January 5th, 2015 by Nakao, L. S., Everley, R. A., Marino, S. M., Lo, S. M., de Souza, L. E., Gygi, S. P., Gladyshev, V. N.

Thioredoxin (Trx)-fold proteins are protagonists of numerous cellular pathways that are subject to thiol-based redox control. The best-characterized regulator of thiols in proteins is Trx1 itself, which together with thioredoxin reductase 1 (TR1) and peroxiredoxins (Prxs) comprises a key redox regulatory system in mammalian cells. However, there are numerous other Trx-like proteins, whose functions and redox interactors are unknown.
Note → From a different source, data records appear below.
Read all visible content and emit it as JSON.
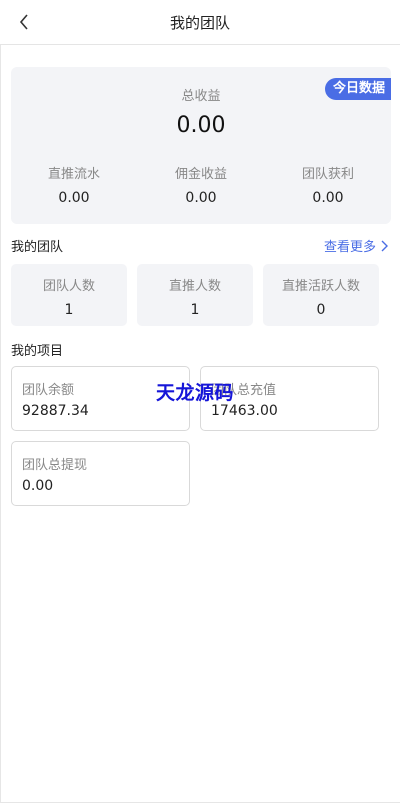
{
  "header": {
    "title": "我的团队"
  },
  "summary": {
    "badge": "今日数据",
    "total_label": "总收益",
    "total_value": "0.00",
    "stats": [
      {
        "label": "直推流水",
        "value": "0.00"
      },
      {
        "label": "佣金收益",
        "value": "0.00"
      },
      {
        "label": "团队获利",
        "value": "0.00"
      }
    ]
  },
  "team": {
    "title": "我的团队",
    "see_more": "查看更多",
    "counts": [
      {
        "label": "团队人数",
        "value": "1"
      },
      {
        "label": "直推人数",
        "value": "1"
      },
      {
        "label": "直推活跃人数",
        "value": "0"
      }
    ]
  },
  "projects": {
    "title": "我的项目",
    "items": [
      {
        "label": "团队余额",
        "value": "92887.34"
      },
      {
        "label": "团队总充值",
        "value": "17463.00"
      },
      {
        "label": "团队总提现",
        "value": "0.00"
      }
    ]
  },
  "watermark": "天龙源码",
  "colors": {
    "accent": "#4a6de5",
    "card_bg": "#f3f4f7",
    "watermark": "#1515d8"
  }
}
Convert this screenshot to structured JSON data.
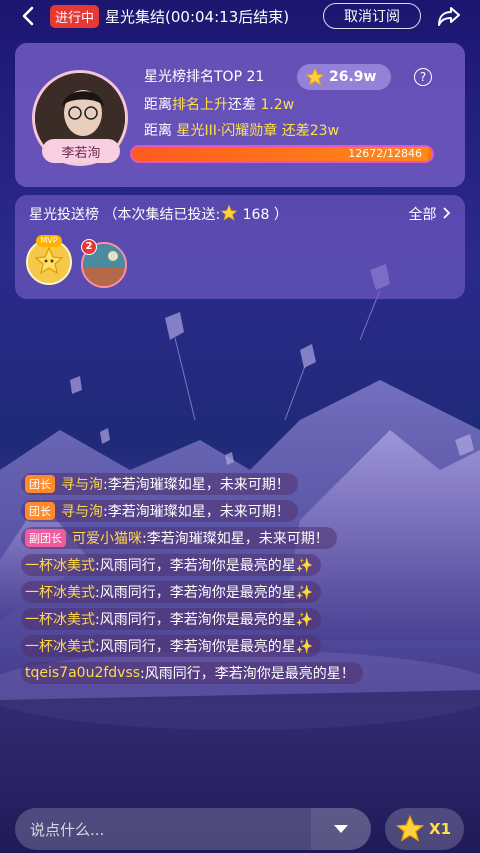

It is also unclear if the principles of Trx1-based redox control apply to these proteins. Here, we employed a proteomic strategy to four Trx-like proteins containing CxxC motifs, namely Trx1, Rdx12, Trx-like protein 1 (Txnl1) and nucleoredoxin 1 (Nxn1), whose cellular targets were trapped in vivo using mutant Trx-like proteins, under conditions of low endogenous expression of these proteins. Prxs were detected as key redox targets of Trx1, but this approach also supported the detection of TR1, which is the Trx1 reductant, as well as mitochondrial intermembrane proteins AIFM1 and Mia40. In addition, glutathione peroxidase 4 was found to be a Rdx12 redox target. In contrast, no redox targets of Txnl1 and Nxn1 could be detected, suggesting that their CxxC motifs do not engage in mixed disulfides with cellular proteins. For some Trx-like proteins, the method allowed distinguishing redox and non-redox interactions. Parallel, comparative analyses of multiple thiol oxidoreductases revealed differences in the functions of their CxxC motifs, providing important insights into thiol-based redox control of cellular processes.